Existing research confirms a need to provide empirical evidence on strategies that link mitigation and adaptation goals for managing future risks and building resilience to climate change. Despite the seemingly abundant literature on both mitigation of and adaptation to climate change, there is surprisingly little systematic scholarly investigation of the interaction between these two discourses, with most studies approached in isolation from each other. There are even fewer tools and methodologies to assess the inter-relationships between the two responses to climate change.

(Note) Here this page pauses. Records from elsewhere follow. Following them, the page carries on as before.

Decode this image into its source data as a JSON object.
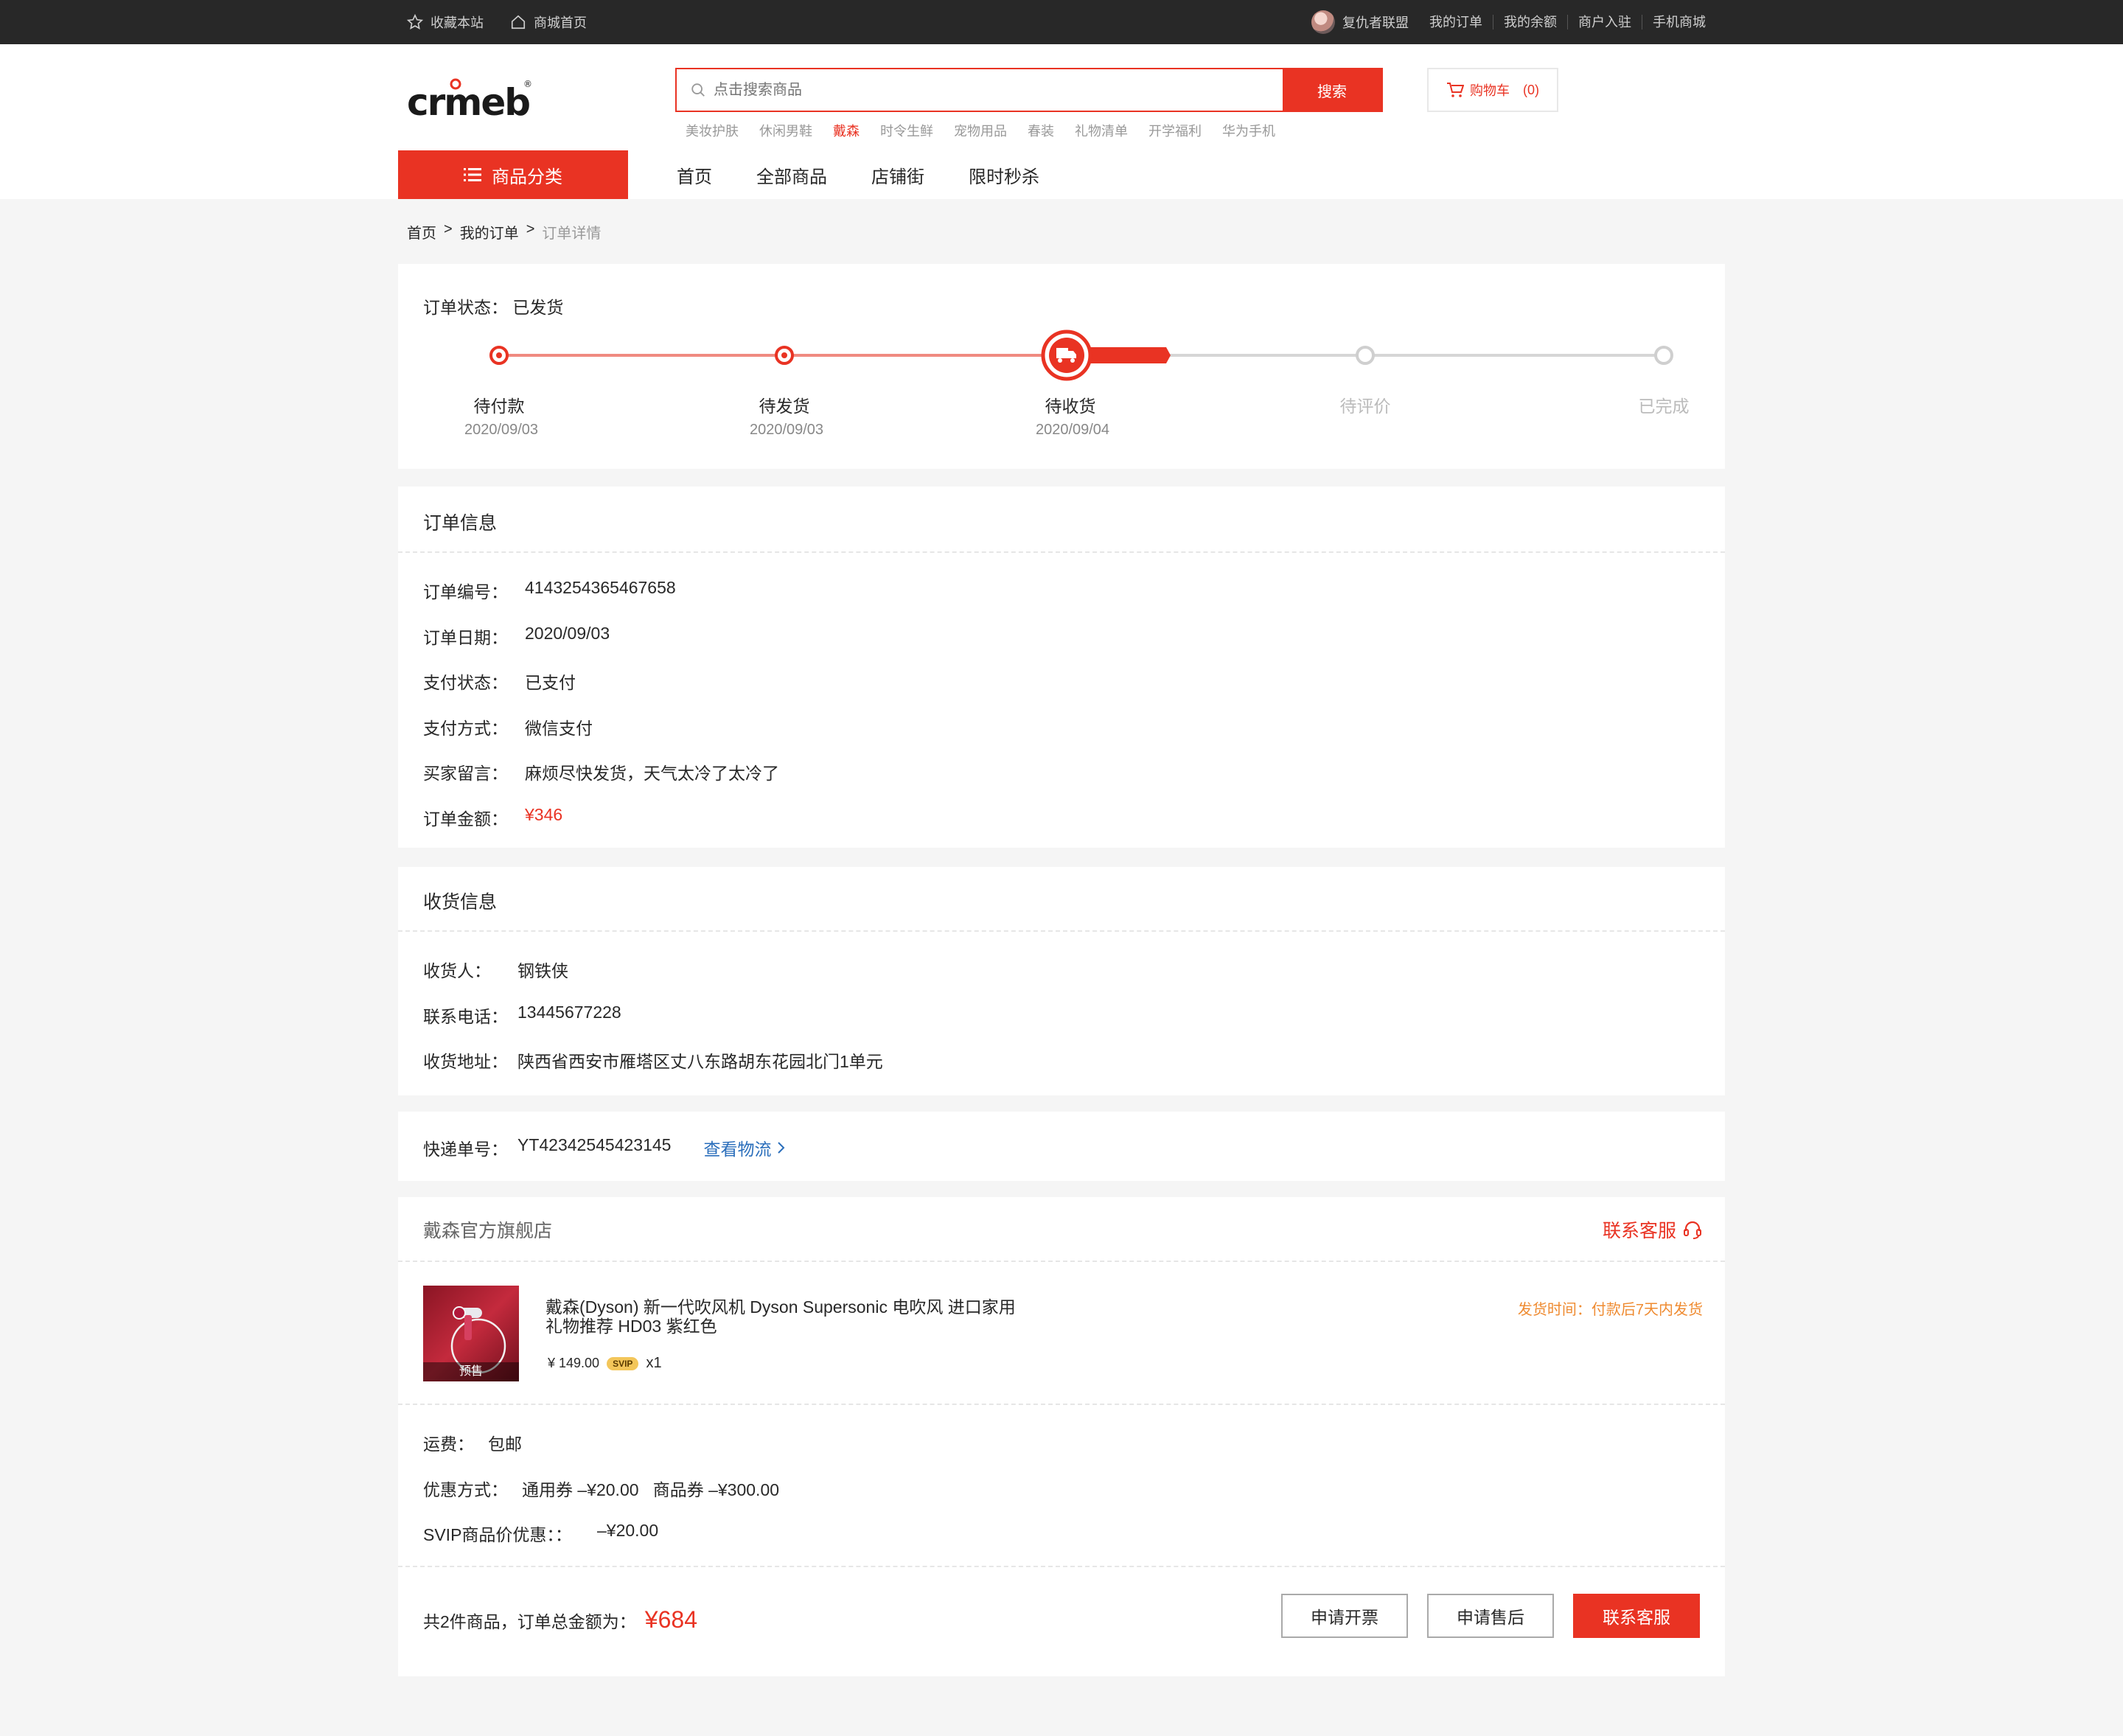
{
  "topbar": {
    "favorite": "收藏本站",
    "home": "商城首页",
    "user_name": "复仇者联盟",
    "links": [
      "我的订单",
      "我的余额",
      "商户入驻",
      "手机商城"
    ]
  },
  "header": {
    "logo_text": "crmeb",
    "search_placeholder": "点击搜索商品",
    "search_button": "搜索",
    "cart_label": "购物车",
    "cart_count": "(0)",
    "hot_words": [
      "美妆护肤",
      "休闲男鞋",
      "戴森",
      "时令生鲜",
      "宠物用品",
      "春装",
      "礼物清单",
      "开学福利",
      "华为手机"
    ],
    "hot_active_index": 2,
    "category_button": "商品分类",
    "nav": [
      "首页",
      "全部商品",
      "店铺街",
      "限时秒杀"
    ]
  },
  "breadcrumb": {
    "items": [
      "首页",
      "我的订单",
      "订单详情"
    ],
    "separator": ">"
  },
  "status": {
    "label": "订单状态：",
    "value": "已发货",
    "steps": [
      {
        "name": "待付款",
        "date": "2020/09/03"
      },
      {
        "name": "待发货",
        "date": "2020/09/03"
      },
      {
        "name": "待收货",
        "date": "2020/09/04"
      },
      {
        "name": "待评价",
        "date": ""
      },
      {
        "name": "已完成",
        "date": ""
      }
    ],
    "current_step": 2
  },
  "order_info": {
    "title": "订单信息",
    "rows": [
      {
        "k": "订单编号：",
        "v": "4143254365467658"
      },
      {
        "k": "订单日期：",
        "v": "2020/09/03"
      },
      {
        "k": "支付状态：",
        "v": "已支付"
      },
      {
        "k": "支付方式：",
        "v": "微信支付"
      },
      {
        "k": "买家留言：",
        "v": "麻烦尽快发货，天气太冷了太冷了"
      },
      {
        "k": "订单金额：",
        "v": "¥346"
      }
    ]
  },
  "receiver": {
    "title": "收货信息",
    "rows": [
      {
        "k": "收货人：",
        "v": "钢铁侠"
      },
      {
        "k": "联系电话：",
        "v": "13445677228"
      },
      {
        "k": "收货地址：",
        "v": "陕西省西安市雁塔区丈八东路胡东花园北门1单元"
      }
    ]
  },
  "express": {
    "label": "快递单号：",
    "number": "YT42342545423145",
    "link": "查看物流"
  },
  "store": {
    "name": "戴森官方旗舰店",
    "contact": "联系客服",
    "product": {
      "title": "戴森(Dyson) 新一代吹风机 Dyson Supersonic 电吹风 进口家用 礼物推荐 HD03 紫红色",
      "price": "¥ 149.00",
      "svip": "SVIP",
      "qty": "x1",
      "badge": "预售",
      "ship_time": "发货时间：付款后7天内发货"
    },
    "fees": [
      {
        "k": "运费：",
        "v": "包邮"
      },
      {
        "k": "优惠方式：",
        "v": "通用券 –¥20.00   商品券 –¥300.00"
      },
      {
        "k": "SVIP商品价优惠：：",
        "v": "–¥20.00"
      }
    ],
    "total_text": "共2件商品，订单总金额为：",
    "total_amount": "¥684",
    "buttons": [
      "申请开票",
      "申请售后",
      "联系客服"
    ]
  },
  "colors": {
    "accent": "#e93323",
    "topbar": "#282828",
    "orange": "#ef8b31",
    "link_blue": "#2a6ebb"
  }
}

The broad aim of this research is to identify how climate-smart agriculture within community-based programs is contributing to the integration of mitigation and adaptation responses to climate change. The research will examine how climate-smart practices contribute to the synergies, conflicts and co-benefits of mitigation and adaptation actions in the agriculture sector of the Australian Aid funded community-based climate change programs in Philippines and Timor-Leste. The broad methodology will draw upon the overarching theories of engaged scholarship and ethnography employing participatory ‘iterative-inductive’ approaches. Three distinct frameworks to analyse the program interventions across three broad categories: synergistic relationship (adaptation and mitigation), governance (institutional adaptation) and sectorial resilience (agriculture and food security).

The research will further examine the institutional and governance dimension of community-based climate change practices in the agriculture sector that has strong interactions with adaptation to and mitigation of climate change. Not only do community-based adaptation interventions in the agriculture sector have potential benefits in reducing greenhouse emissions but also facilitate planning and implementation of resilience through complementary actions. Hence the research will develop a framework matrix useful in assessing measures that have a synergistic value between land/agriculture, natural resources and water adaptation measures and their corresponding greenhouse gas mitigation potential - increased soil/atmospheric carbon sequestration, reduced emissions, soil nitrification and reduced use of fertilisers. The Southeast Asia case studies will provide useful insight to the Australian Aid and NGO stakeholders into the inter-relationships between mitigation and adaptation strategies within development programs. To the broader development community, the research experiences emerging from the case study could promote greater coherence, coordination and integration among sectors and stakeholder settings on mitigation and adaptation efforts in the agriculture sector.

Funding: Australian Postgraduate Award (APA)
Advisors: Dr Paul DarguschDr Karen McNamara

Project members

Alvin Chandra

Alvin Chandra

PhD candidate